If you start to develop a stomachache at any point during dim sum, a bowl of the silky congee is almost always the cure. Phoenix Palace also has one of the best dim sum dessert carts in metro Phoenix, weighed down with sesame balls, coconut buns, mango custard buns, and, of course, egg tarts. If you want to pack away some dim sum for later, Phoenix Palace has a takeout counter where you can order dim sum dishes to go, along with duck, barbecue, and pastries.
You Can Skip: Potstickers were beautifully browned and crispy on a recent visit, but surprisingly bland.
Overall: You’ll definitely get your dim sum fix at Phoenix Palace, where large crowds and high table turnover seems to ensure a steady supply of very fresh, hot dishes. This is one of the stronger dim sum services on the east side.

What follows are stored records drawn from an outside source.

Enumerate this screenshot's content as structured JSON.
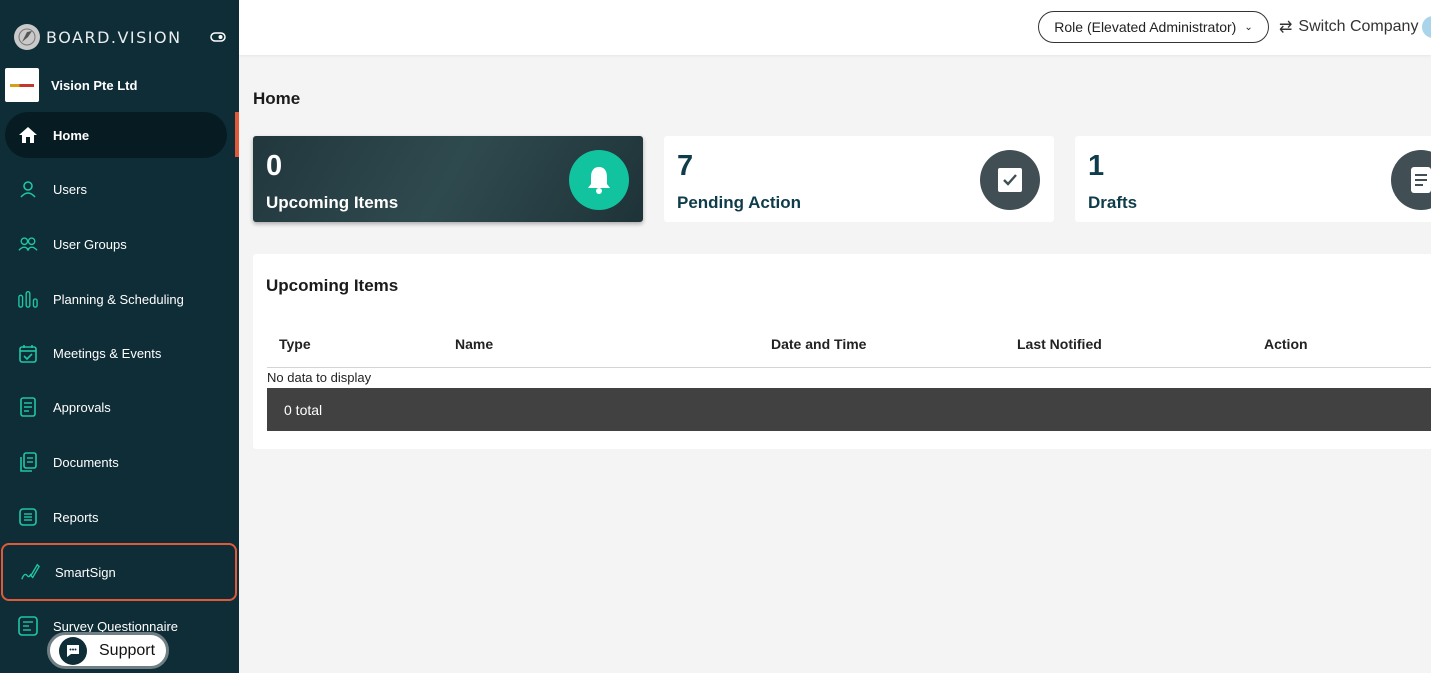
{
  "brand": {
    "name": "BOARD.VISION"
  },
  "company": {
    "name": "Vision Pte Ltd"
  },
  "sidebar": {
    "items": [
      {
        "label": "Home",
        "icon": "home-icon"
      },
      {
        "label": "Users",
        "icon": "user-icon"
      },
      {
        "label": "User Groups",
        "icon": "user-group-icon"
      },
      {
        "label": "Planning & Scheduling",
        "icon": "planning-icon"
      },
      {
        "label": "Meetings & Events",
        "icon": "calendar-icon"
      },
      {
        "label": "Approvals",
        "icon": "approval-icon"
      },
      {
        "label": "Documents",
        "icon": "documents-icon"
      },
      {
        "label": "Reports",
        "icon": "reports-icon"
      },
      {
        "label": "SmartSign",
        "icon": "smartsign-icon"
      },
      {
        "label": "Survey Questionnaire",
        "icon": "survey-icon"
      }
    ],
    "support_label": "Support"
  },
  "header": {
    "role_label": "Role (Elevated Administrator)",
    "switch_company_label": "Switch Company"
  },
  "page": {
    "title": "Home"
  },
  "cards": [
    {
      "count": "0",
      "label": "Upcoming Items",
      "icon": "bell-icon",
      "accent": "#12c3a0"
    },
    {
      "count": "7",
      "label": "Pending Action",
      "icon": "checkbox-icon"
    },
    {
      "count": "1",
      "label": "Drafts",
      "icon": "document-icon"
    }
  ],
  "upcoming": {
    "title": "Upcoming Items",
    "columns": [
      "Type",
      "Name",
      "Date and Time",
      "Last Notified",
      "Action"
    ],
    "empty_text": "No data to display",
    "total_text": "0 total"
  },
  "colors": {
    "sidebar_bg": "#0f2d36",
    "accent": "#12c3a0",
    "highlight": "#e05a3a",
    "icon_teal": "#1fc7a6"
  }
}
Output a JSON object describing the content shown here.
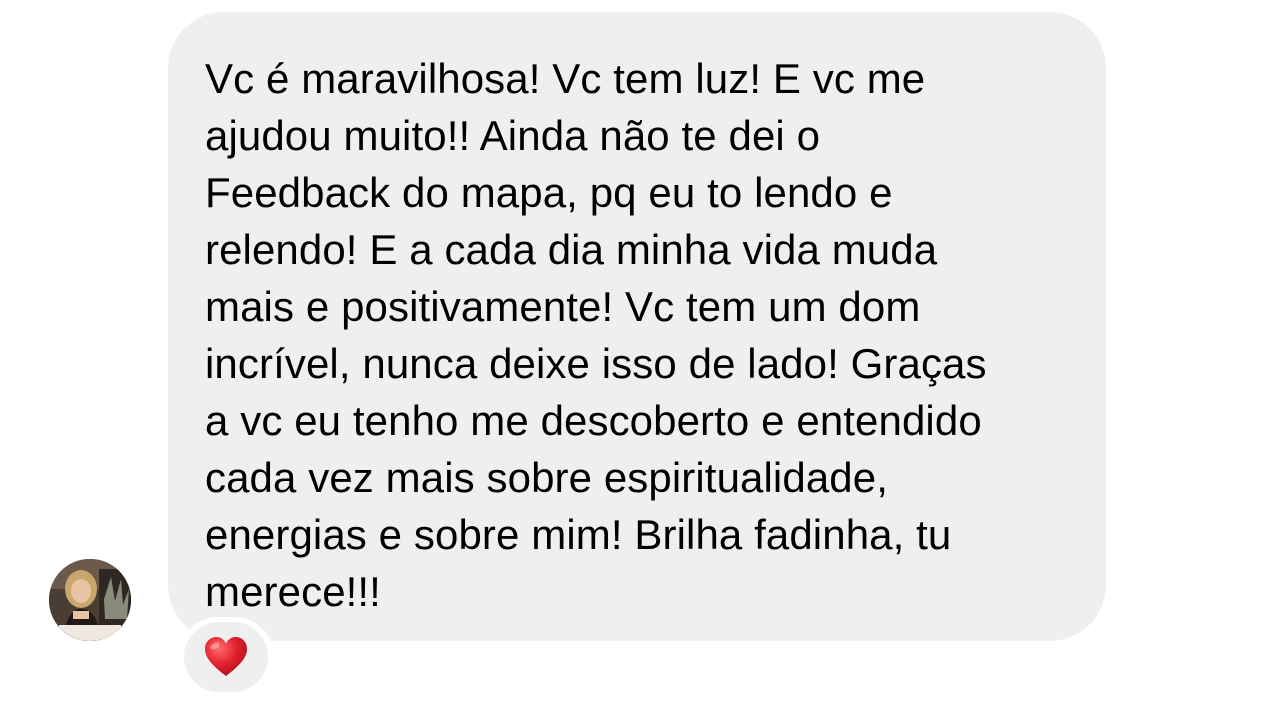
{
  "message": {
    "lines": [
      "Vc é maravilhosa! Vc tem luz! E vc me",
      "ajudou muito!! Ainda não te dei o",
      "Feedback do mapa, pq eu to lendo e",
      "relendo! E a cada dia minha vida muda",
      "mais e positivamente! Vc tem um dom",
      "incrível, nunca deixe isso de lado! Graças",
      "a vc eu tenho me descoberto e entendido",
      "cada vez mais sobre espiritualidade,",
      "energias e sobre mim! Brilha fadinha, tu",
      "merece!!!"
    ],
    "bubble_color": "#efefef",
    "text_color": "#000000"
  },
  "sender": {
    "avatar_icon": "user-avatar-photo"
  },
  "reaction": {
    "icon": "red-heart-icon",
    "color": "#e0202d"
  }
}
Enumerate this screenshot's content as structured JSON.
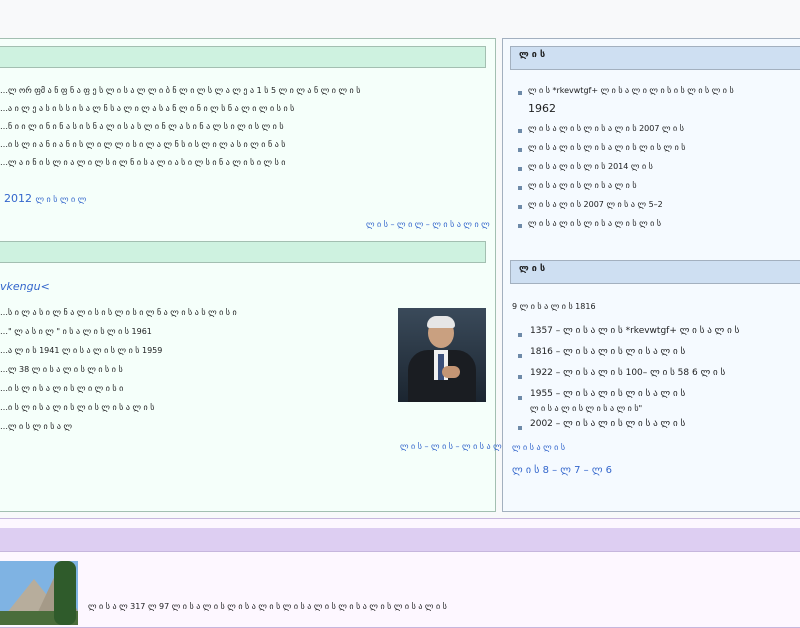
{
  "left": {
    "section1_lines": [
      "…ლ ორ ფმ ა ნ ფ ნ ა ფ ე ს ლ ი ს ა ლ ლ ი ბ ნ ლ ი ლ ს  ლ ა ლ ე ა 1 ს 5 ლ ი  ლ ა ნ ლ ი ლ ი ს",
      "…ა ი ლ ე ა ს ი ს ს ი ს ა ლ ნ ს ა ლ ი ლ ა ს ა ნ ლ ი ნ ი ლ ს ნ ა ლ ი ლ ი ს ი ს",
      "…ნ ი ი ლ ი ნ ი ნ ა ს ი ს ნ ა ლ ი ს ა ს ლ ი ნ ლ ა ს ი ნ ა ლ ს ი ლ ი ს ლ ი ს",
      "…ი ს ლ ი ა ნ ი ა ნ ი ს ლ ი ლ ლ ი ს ი ლ ა ლ ნ ს ი ს ლ ი ლ ა ს ი ლ ი ნ ა ს",
      "…ლ ა ი ნ ი ს ლ ი ა ლ ი ლ ს ი ლ ნ ი ს ა ლ ი ა ს ი ლ ს ი ნ ა ლ ი ს ი ლ ს ი"
    ],
    "section1_last": "2012",
    "section1_last_tail": "ლ ი ს ლ ი ლ",
    "section1_more": "ლ ი ს – ლ ი ლ – ლ ი ს ა ლ ი ლ",
    "section2_subtitle": "vkengu<",
    "section2_lines": [
      "…ს ი ლ ა ს ი ლ ნ ა ლ ი ს ი ს ლ ი ს ი ლ ნ ა ლ ი ს ა ს ლ ი ს ი",
      "…\" ლ ა ს ი ლ \" ი ს ა ლ ი ს ლ ი ს 1961",
      "…ა ლ ი ს 1941 ლ ი ს ა ლ ი ს ლ ი ს 1959",
      "…ლ 38 ლ ი ს ა ლ ი ს ლ ი ს ი ს",
      "…ი ს ლ ი ს ა ლ ი ს ლ ი ლ ი ს ი",
      "…ი ს ლ ი ს ა ლ ი ს ლ ი ს ლ ი ს ა ლ ი ს",
      "…ლ ი ს ლ ი ს ა ლ"
    ],
    "section2_more": "ლ ი ს – ლ ი ს – ლ ი ს ა ლ ი ლ"
  },
  "right": {
    "head1": "ლ ი ს",
    "items1": [
      "ლ ი ს *rkevwtgf+ ლ ი ს ა ლ ი ლ ი ს ი ს ლ ი ს ლ ი ს",
      "1962",
      "ლ ი ს ა ლ ი ს ლ ი ს ა ლ ი ს 2007 ლ ი ს",
      "ლ ი ს ა ლ ი ს ლ ი ს ა ლ ი ს ლ ი ს ლ ი ს",
      "ლ ი ს ა ლ ი ს ლ ი ს 2014 ლ ი ს",
      "ლ ი ს ა ლ ი ს ლ ი ს ა ლ ი ს",
      "ლ ი ს ა ლ ი ს 2007 ლ ი ს ა ლ 5–2",
      "ლ ი ს ა ლ ი ს ლ ი ს ა ლ ი ს ლ ი ს"
    ],
    "head2": "ლ ი ს",
    "subhead2": "9 ლ ი ს ა ლ ი ს 1816",
    "items2": [
      "1357 – ლ ი ს ა ლ ი ს *rkevwtgf+ ლ ი ს ა ლ ი ს",
      "1816 – ლ ი ს ა ლ ი ს ლ ი ს ა ლ ი ს",
      "1922 – ლ ი ს ა ლ ი ს 100– ლ ი ს 58 6 ლ ი ს",
      "1955 – ლ ი ს ა ლ ი ს ლ ი ს ა ლ ი ს",
      "ლ ი ს ა ლ ი ს ლ ი ს ა ლ ი ს\"",
      "2002 – ლ ი ს ა ლ ი ს ლ ი ს ა ლ ი ს"
    ],
    "footer1": "ლ ი ს ა ლ ი ს",
    "footer2": "ლ ი ს 8 – ლ 7 – ლ 6"
  },
  "bottom": {
    "line": "ლ ი ს ა ლ 317 ლ 97 ლ ი ს ა ლ ი ს ლ ი ს ა ლ ი ს ლ ი ს ა ლ ი ს ლ ი ს ა ლ ი ს ლ ი ს ა ლ ი ს"
  }
}
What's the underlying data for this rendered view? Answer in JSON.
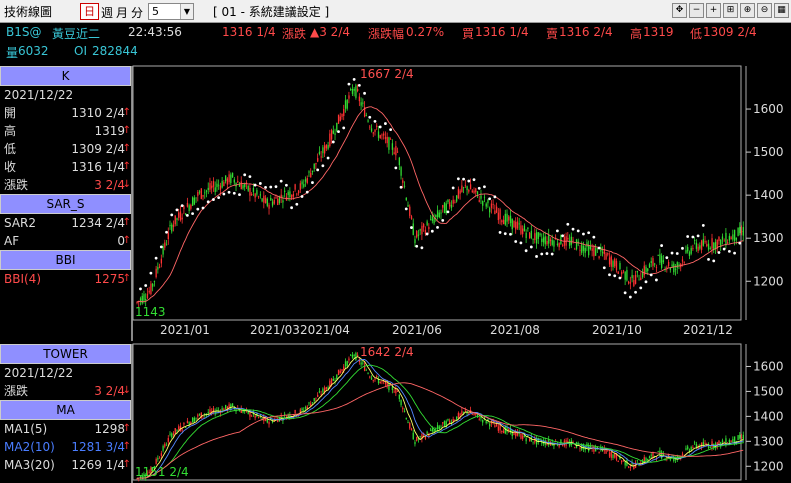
{
  "window": {
    "title": "技術線圖",
    "period_day": "日",
    "period_week": "週",
    "period_month": "月",
    "period_minute": "分",
    "minute_value": "5",
    "config_label": "[ 01 - 系統建議設定 ]"
  },
  "quote": {
    "symbol": "B1S@",
    "name": "黃豆近二",
    "time": "22:43:56",
    "last": "1316 1/4",
    "change_label": "漲跌",
    "change": "▲3 2/4",
    "change_pct_label": "漲跌幅",
    "change_pct": "0.27%",
    "bid_label": "買",
    "bid": "1316 1/4",
    "ask_label": "賣",
    "ask": "1316 2/4",
    "high_label": "高",
    "high": "1319",
    "low_label": "低",
    "low": "1309 2/4",
    "volume_label": "量",
    "volume": "6032",
    "oi_label": "OI",
    "oi": "282844"
  },
  "panel_k": {
    "header": "K",
    "date": "2021/12/22",
    "rows": [
      {
        "label": "開",
        "value": "1310 2/4"
      },
      {
        "label": "高",
        "value": "1319"
      },
      {
        "label": "低",
        "value": "1309 2/4"
      },
      {
        "label": "收",
        "value": "1316 1/4"
      },
      {
        "label": "漲跌",
        "value": "3 2/4"
      }
    ]
  },
  "panel_sar": {
    "header": "SAR_S",
    "rows": [
      {
        "label": "SAR2",
        "value": "1234 2/4"
      },
      {
        "label": "AF",
        "value": "0"
      }
    ]
  },
  "panel_bbi": {
    "header": "BBI",
    "rows": [
      {
        "label": "BBI(4)",
        "value": "1275"
      }
    ]
  },
  "panel_tower": {
    "header": "TOWER",
    "date": "2021/12/22",
    "rows": [
      {
        "label": "漲跌",
        "value": "3 2/4"
      }
    ]
  },
  "panel_ma": {
    "header": "MA",
    "rows": [
      {
        "label": "MA1(5)",
        "value": "1298"
      },
      {
        "label": "MA2(10)",
        "value": "1281 3/4"
      },
      {
        "label": "MA3(20)",
        "value": "1269 1/4"
      }
    ]
  },
  "colors": {
    "up": "#ff3333",
    "down": "#33dd33",
    "sar": "#ffffff",
    "axis": "#cccccc",
    "ma5": "#ffff66",
    "ma10": "#5588ff",
    "ma20": "#33dd33",
    "ma60": "#ff6666"
  },
  "chart_data": [
    {
      "type": "candlestick",
      "name": "K",
      "x_ticks": [
        "2021/01",
        "2021/03",
        "2021/04",
        "2021/06",
        "2021/08",
        "2021/10",
        "2021/12"
      ],
      "y_ticks": [
        1200,
        1300,
        1400,
        1500,
        1600
      ],
      "ylim": [
        1110,
        1700
      ],
      "annotations": {
        "high_label": "1667 2/4",
        "low_label": "1143"
      }
    },
    {
      "type": "candlestick",
      "name": "TOWER / MA",
      "y_ticks": [
        1200,
        1300,
        1400,
        1500,
        1600
      ],
      "ylim": [
        1145,
        1690
      ],
      "annotations": {
        "high_label": "1642 2/4",
        "low_label": "1151 2/4"
      }
    }
  ]
}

The Vibe: Located in a quiet strip mall just down the street from Phoenix Palace, the dining room at C-Fu Gourmet in Chandler feels like it’s fraying a little at the edges. The dining room is massive, which means there’s a chance that about half the room will remain empty during your visit. The negative space and vacant tables can make this feel like one of the least lively dim sum brunches in town, although TVs add some noise and energy. Groups are accommodated with large, comfortable tables with lazy susans, and service tends to be courteous and fast.
Be Sure to Try: Say "yes" to juicy, well-seasoned pork dumplings and crispy shrimp balls rolled in papery, octopus-like wonton skins — both are wonderful. Ha gow, dewy shrimp balls wrapped in translucent wrappers, are reliably good.
To round out your meal with veggies, try a nice, garlicky plate of green beans. Spare ribs are extra-fatty and packed with irresistible flavor, and well-seasoned pot stickers are worth the stamp on your dim sum card. You’ll also find a credible tripe plate floating around the dining room. Dessert egg tarts, on a recent visit, were quite good.
You Can Skip: Chicken feet were served in an underseasoned sauce on a recent visit, and a plate of shrimp tofu was very bland.
Overall: The sparse selection on some days can be a bummer. Still, C-Fu opens at 9:30 a.m. on the weekends, earlier than most other dim sum restaurants, and arriving early will give you access to the hottest and freshest dishes. This is one dim sum that will do in a pinch, because some dim sum is almost always better than no dim sum.
Great Wall Cuisine
3446 West Camelback Road, #155
Dim sum hours:
Daily from 10 a.m. to 3 p.m.
Mekong Palace Restaurant
66 South Dobson Road, #120, Mesa
Dim sum Hours:
Monday to Friday 11 a.m. to 3 p.m.
Saturday and Sunday 10 a.m. to 3 p.m.
2075 North Dobson Road, Chandler
Dim sum hours:
Daily from 10 a.m. to 3 p.m.
2051 West Warner Road #13, Chandler
Dim sum hours:
Monday to Friday 10:30 a.m. to 2:30 p.m.
Saturday and Sunday 9:30 a.m. to 2:30 p.m.